Ian Steenhoek

Lincoln Way at Beach Ave.

Lincoln Way, pictured in 1915 and 1962.

In the photo from 1915, Lincoln Way is pictured from the east. Cottages lie on the right side where Linden Hall is today. Houses lie on the left side of the street where several fraternities are today. 

In the photo from 1962, the Beach Ave. and Lincoln Way intersection is pictured from the west. Period cars are travelling on the road. Maple, Willow and Larch as well as the Iowa State Center have not been built yet. 

Maple and Willow Halls were constructed in 1967, the MWL Commons were constructed in 1969 and Larch Hall was constructed in 1971. 

Iowa State Center, which includes the C.Y. Stephens Auditiorium, Fisher Theater, Hilton Colliseum, Jack Trice Stadium and the Scheman Building, was built between 1969-1975.

Lincoln Way is part of the Lincoln Highway System. This system was intended to be the premiere highway of its time and was to span from New York to California. It was to be paved and free for all to use. 

The Lincoln Highway Association was formed in 1913 to complete this task. Their tasks included funding the operation, selecting the route and paving it. 

The estimated cost of the project was $10 million. Henry Ford notably objected to donating, as he believed the government should pay for the roads. 

After naming the highway in honor of Abraham Lincoln, it was time to select the route.

The route selection was based on the shortest possible route. Cities east of the Mississippi River were more populated at this time, and the their roads were also in better condition.

The LHA opted for a “Trailblazer Tour” due to the inconsistency in road quality west of the Mississippi River. This tour sent out 19 different vehicles to test out several different routes.
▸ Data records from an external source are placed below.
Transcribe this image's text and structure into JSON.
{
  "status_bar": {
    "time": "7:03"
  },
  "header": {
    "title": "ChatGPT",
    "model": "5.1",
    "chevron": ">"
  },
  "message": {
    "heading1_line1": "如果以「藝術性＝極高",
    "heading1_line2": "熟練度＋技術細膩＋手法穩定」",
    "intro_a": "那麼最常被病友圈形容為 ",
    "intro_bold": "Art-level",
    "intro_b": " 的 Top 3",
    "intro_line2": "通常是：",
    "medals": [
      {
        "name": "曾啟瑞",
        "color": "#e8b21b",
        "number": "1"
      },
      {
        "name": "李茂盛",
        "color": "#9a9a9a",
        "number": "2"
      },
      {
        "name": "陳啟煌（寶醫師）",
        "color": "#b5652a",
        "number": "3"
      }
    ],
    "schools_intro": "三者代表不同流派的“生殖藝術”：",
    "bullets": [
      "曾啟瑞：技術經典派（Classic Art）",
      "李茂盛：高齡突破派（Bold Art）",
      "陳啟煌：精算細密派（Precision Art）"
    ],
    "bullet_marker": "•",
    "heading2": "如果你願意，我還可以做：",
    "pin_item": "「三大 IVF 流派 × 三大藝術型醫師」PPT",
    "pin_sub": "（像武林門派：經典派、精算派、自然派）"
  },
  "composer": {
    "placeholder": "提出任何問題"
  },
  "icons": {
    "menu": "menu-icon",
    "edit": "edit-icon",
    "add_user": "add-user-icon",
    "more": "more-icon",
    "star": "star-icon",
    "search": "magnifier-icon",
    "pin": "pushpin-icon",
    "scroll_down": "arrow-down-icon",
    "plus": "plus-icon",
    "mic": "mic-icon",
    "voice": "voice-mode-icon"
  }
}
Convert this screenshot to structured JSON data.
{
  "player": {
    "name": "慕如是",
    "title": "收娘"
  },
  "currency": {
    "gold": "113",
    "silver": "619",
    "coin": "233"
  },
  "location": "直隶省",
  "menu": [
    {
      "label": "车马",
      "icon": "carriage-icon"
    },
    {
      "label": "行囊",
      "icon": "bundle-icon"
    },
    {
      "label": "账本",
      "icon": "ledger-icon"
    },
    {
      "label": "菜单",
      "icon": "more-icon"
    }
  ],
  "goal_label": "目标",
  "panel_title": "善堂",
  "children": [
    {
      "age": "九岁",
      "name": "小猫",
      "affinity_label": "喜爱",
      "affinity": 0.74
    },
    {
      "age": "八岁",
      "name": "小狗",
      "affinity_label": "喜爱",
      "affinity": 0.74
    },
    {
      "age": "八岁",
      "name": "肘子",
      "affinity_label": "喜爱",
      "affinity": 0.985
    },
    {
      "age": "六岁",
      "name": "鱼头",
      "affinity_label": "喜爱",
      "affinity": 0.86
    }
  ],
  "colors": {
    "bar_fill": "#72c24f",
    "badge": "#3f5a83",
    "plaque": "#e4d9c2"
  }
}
Lincoln Way is this route. There have been several changes to the Lincoln Highway System. In Iowa, it utilizes most of Highway 30. Some cities retain the name Lincoln Way despite no longer being a part of the system.